Jan 07, 2020 3:04 PM

County looks to improve infrastructure in wake of 2019 floods

Posted Jan 07, 2020 3:04 PM
Levee break in southern Buchanan County which led to the flooding of U.S. Highway 59/Photo courtesy of Kansas Highway Patrol
Levee break in southern Buchanan County which led to the flooding of U.S. Highway 59/Photo courtesy of Kansas Highway Patrol

By BRENT MARTIN

St. Joseph Post

Buchanan County hopes to convince state and federal officials to make infrastructure improvements in wake of the floods of 2019.

Presiding Commissioner Lee Sawyer says county officials do worry about renewed flooding next spring. He says U.S. Highway 59 in southern Buchanan County spent too much time under water, cutting off a route over the Missouri River to Atchison, Kansas.

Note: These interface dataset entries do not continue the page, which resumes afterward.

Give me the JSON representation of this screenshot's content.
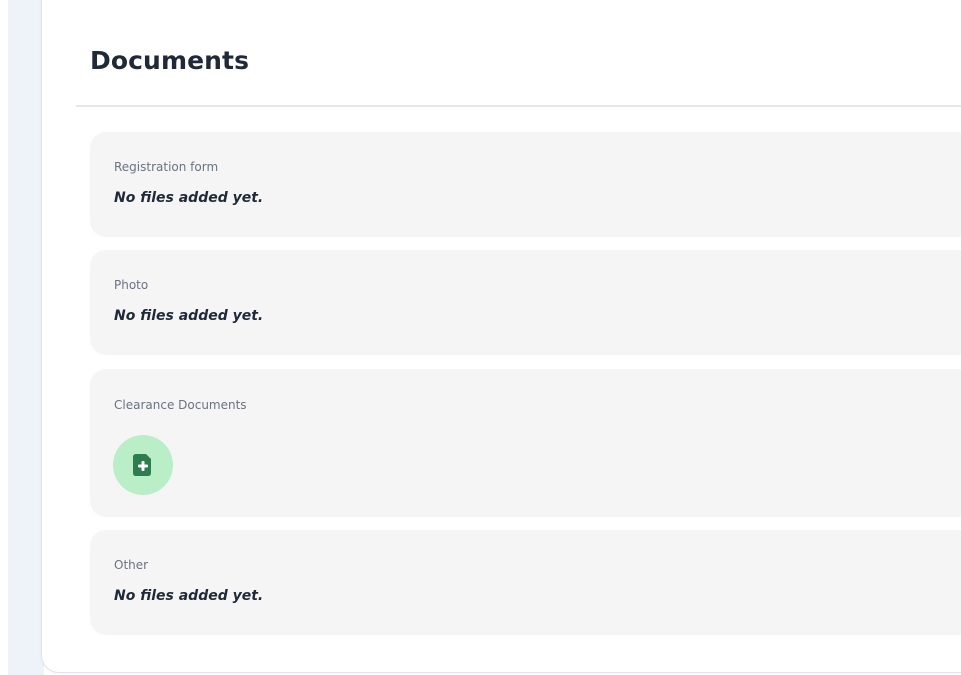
{
  "page": {
    "title": "Documents"
  },
  "sections": [
    {
      "label": "Registration form",
      "status": "No files added yet."
    },
    {
      "label": "Photo",
      "status": "No files added yet."
    },
    {
      "label": "Clearance Documents",
      "add_icon": "file-plus-icon"
    },
    {
      "label": "Other",
      "status": "No files added yet."
    }
  ],
  "colors": {
    "accent_bg": "#b9eec6",
    "accent_icon": "#2e7d4f",
    "section_bg": "#f5f5f6",
    "sidebar_bg": "#eef2f9"
  }
}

Sawyer notes Iowa is raising Highway 2, from I-29 to Nebraska City, in an effort to keep it from flooding should the Missouri overflow its banks and says Highway 59 would benefit from being elevated above the flood plain.

“But, I realize it takes a lot of money to do those kinds of things, but I do think that hopefully that’s getting some strong consideration, because 59, as everybody knows, was closed an awful lot this spring and you would sure like to get in a situation where that does not have to happen,” sawyer tells host Barry Birr on the KFEQ Hotline.

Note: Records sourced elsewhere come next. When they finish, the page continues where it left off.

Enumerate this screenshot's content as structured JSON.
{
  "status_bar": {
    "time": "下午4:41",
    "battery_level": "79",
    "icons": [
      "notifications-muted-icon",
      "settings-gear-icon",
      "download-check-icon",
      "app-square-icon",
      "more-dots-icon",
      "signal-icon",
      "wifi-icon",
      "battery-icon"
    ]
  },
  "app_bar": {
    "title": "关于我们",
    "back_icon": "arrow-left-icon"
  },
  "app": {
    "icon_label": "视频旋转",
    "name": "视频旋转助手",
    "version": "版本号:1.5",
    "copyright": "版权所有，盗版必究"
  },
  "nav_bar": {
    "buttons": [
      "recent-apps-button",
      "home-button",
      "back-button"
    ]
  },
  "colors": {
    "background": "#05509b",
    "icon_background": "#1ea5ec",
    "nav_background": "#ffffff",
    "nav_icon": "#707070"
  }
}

Sawyer says work to upgrade the Missouri River levee which protects Rosecrans Airport, including the 139th Airlift Wing, as well as St. Joseph’s southern industrial base is proceeding, but likely still two years away from completion.

The U.S. Army Corps of Engineers has accepted a local bid from eight submitted for the next phase in the project. Sawyer says the federal government has pledged $71 million with the voter-approved quarter-cent sales tax generating $11 million dollars.

“All the funding will be in place, so it’s just a matter of the time that it takes to finish the construction on those projects, but it is super important,” Sawyer says. “We’re thankful that everybody has kicked in; like I said from the federal government, the state government, local city and county. That’s how a project should work and it’s obviously very important to us.”